* Exercise prompt: Copy all data exactly. Skip pictures.

[Dataset excerpts]
========================================================================

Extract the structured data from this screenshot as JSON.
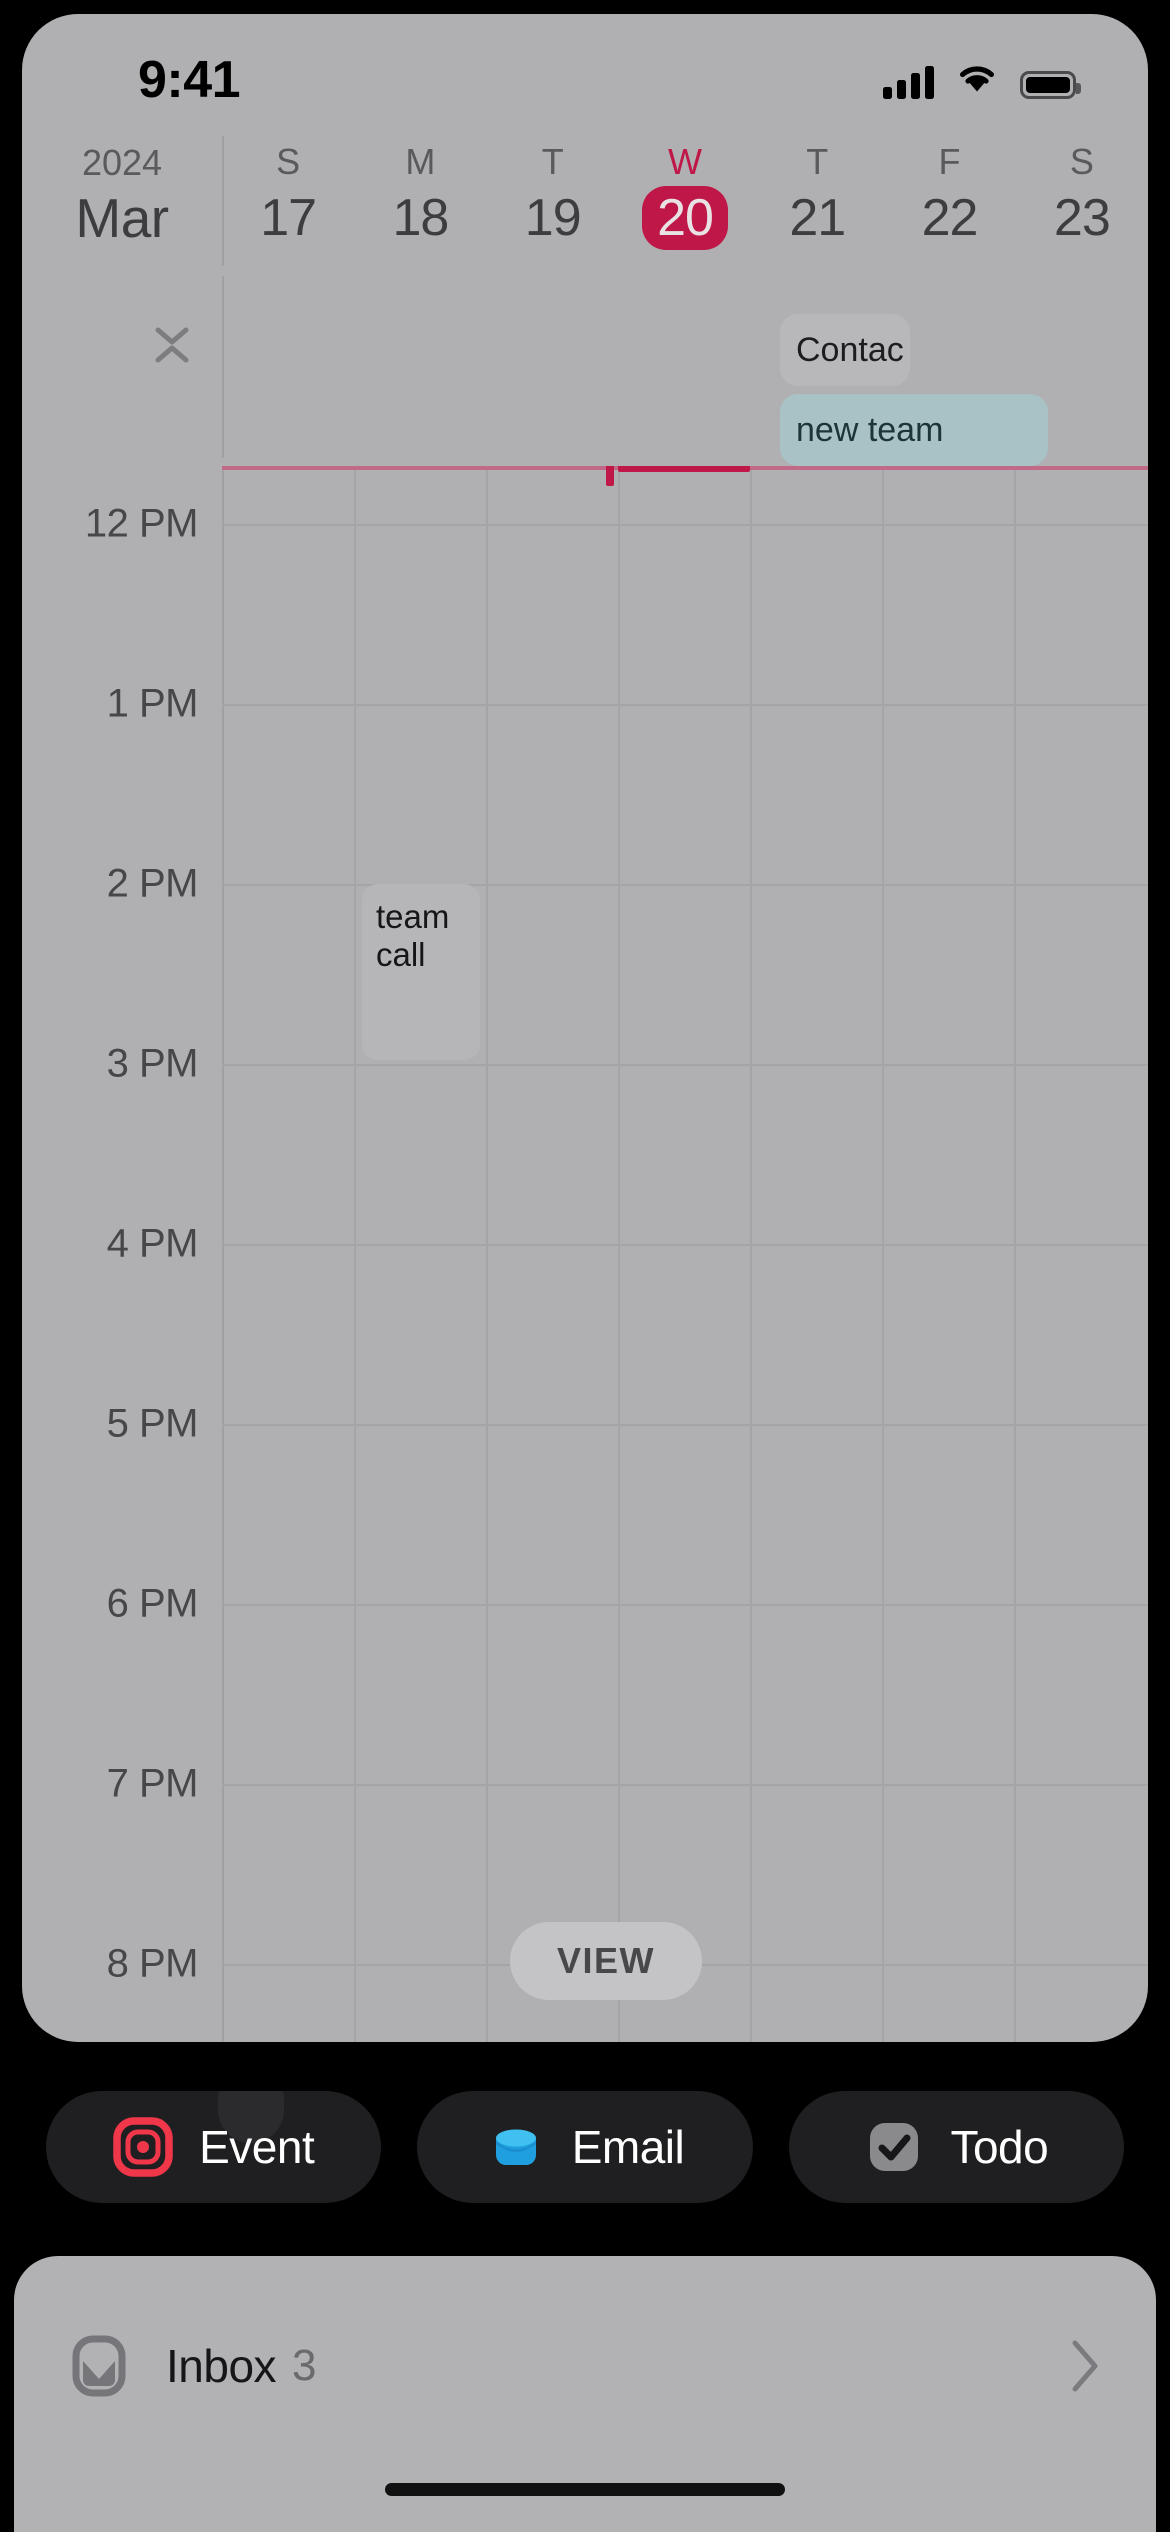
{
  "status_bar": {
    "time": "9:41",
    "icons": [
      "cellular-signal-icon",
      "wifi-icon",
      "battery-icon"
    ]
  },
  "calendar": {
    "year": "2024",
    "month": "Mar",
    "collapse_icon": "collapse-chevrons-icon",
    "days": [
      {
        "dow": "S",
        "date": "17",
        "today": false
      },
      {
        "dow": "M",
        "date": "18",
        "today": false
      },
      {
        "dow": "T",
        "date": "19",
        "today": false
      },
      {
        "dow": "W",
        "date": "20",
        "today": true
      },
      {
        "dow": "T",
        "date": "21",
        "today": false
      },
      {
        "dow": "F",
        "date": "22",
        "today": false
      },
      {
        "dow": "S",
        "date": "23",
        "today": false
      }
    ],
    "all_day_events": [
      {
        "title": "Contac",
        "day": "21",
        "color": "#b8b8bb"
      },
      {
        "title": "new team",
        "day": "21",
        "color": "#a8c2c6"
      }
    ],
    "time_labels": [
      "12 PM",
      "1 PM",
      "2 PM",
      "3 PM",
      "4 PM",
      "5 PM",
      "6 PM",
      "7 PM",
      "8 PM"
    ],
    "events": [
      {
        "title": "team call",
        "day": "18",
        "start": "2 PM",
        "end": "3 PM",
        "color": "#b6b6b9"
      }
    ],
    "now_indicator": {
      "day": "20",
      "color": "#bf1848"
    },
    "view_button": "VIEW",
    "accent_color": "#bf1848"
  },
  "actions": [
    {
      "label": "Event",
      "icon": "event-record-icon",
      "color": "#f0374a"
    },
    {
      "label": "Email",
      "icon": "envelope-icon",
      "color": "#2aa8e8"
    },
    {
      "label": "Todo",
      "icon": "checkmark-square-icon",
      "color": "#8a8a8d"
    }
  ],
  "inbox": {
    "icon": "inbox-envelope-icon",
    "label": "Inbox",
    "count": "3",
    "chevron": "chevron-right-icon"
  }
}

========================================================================

* The answer:
Extract the structured data from this screenshot as JSON.
{
  "status_bar": {
    "time": "9:41",
    "icons": [
      "cellular-signal-icon",
      "wifi-icon",
      "battery-icon"
    ]
  },
  "calendar": {
    "year": "2024",
    "month": "Mar",
    "collapse_icon": "collapse-chevrons-icon",
    "days": [
      {
        "dow": "S",
        "date": "17",
        "today": false
      },
      {
        "dow": "M",
        "date": "18",
        "today": false
      },
      {
        "dow": "T",
        "date": "19",
        "today": false
      },
      {
        "dow": "W",
        "date": "20",
        "today": true
      },
      {
        "dow": "T",
        "date": "21",
        "today": false
      },
      {
        "dow": "F",
        "date": "22",
        "today": false
      },
      {
        "dow": "S",
        "date": "23",
        "today": false
      }
    ],
    "all_day_events": [
      {
        "title": "Contac",
        "day": "21",
        "color": "#b8b8bb"
      },
      {
        "title": "new team",
        "day": "21",
        "color": "#a8c2c6"
      }
    ],
    "time_labels": [
      "12 PM",
      "1 PM",
      "2 PM",
      "3 PM",
      "4 PM",
      "5 PM",
      "6 PM",
      "7 PM",
      "8 PM"
    ],
    "events": [
      {
        "title": "team call",
        "day": "18",
        "start": "2 PM",
        "end": "3 PM",
        "color": "#b6b6b9"
      }
    ],
    "now_indicator": {
      "day": "20",
      "color": "#bf1848"
    },
    "view_button": "VIEW",
    "accent_color": "#bf1848"
  },
  "actions": [
    {
      "label": "Event",
      "icon": "event-record-icon",
      "color": "#f0374a"
    },
    {
      "label": "Email",
      "icon": "envelope-icon",
      "color": "#2aa8e8"
    },
    {
      "label": "Todo",
      "icon": "checkmark-square-icon",
      "color": "#8a8a8d"
    }
  ],
  "inbox": {
    "icon": "inbox-envelope-icon",
    "label": "Inbox",
    "count": "3",
    "chevron": "chevron-right-icon"
  }
}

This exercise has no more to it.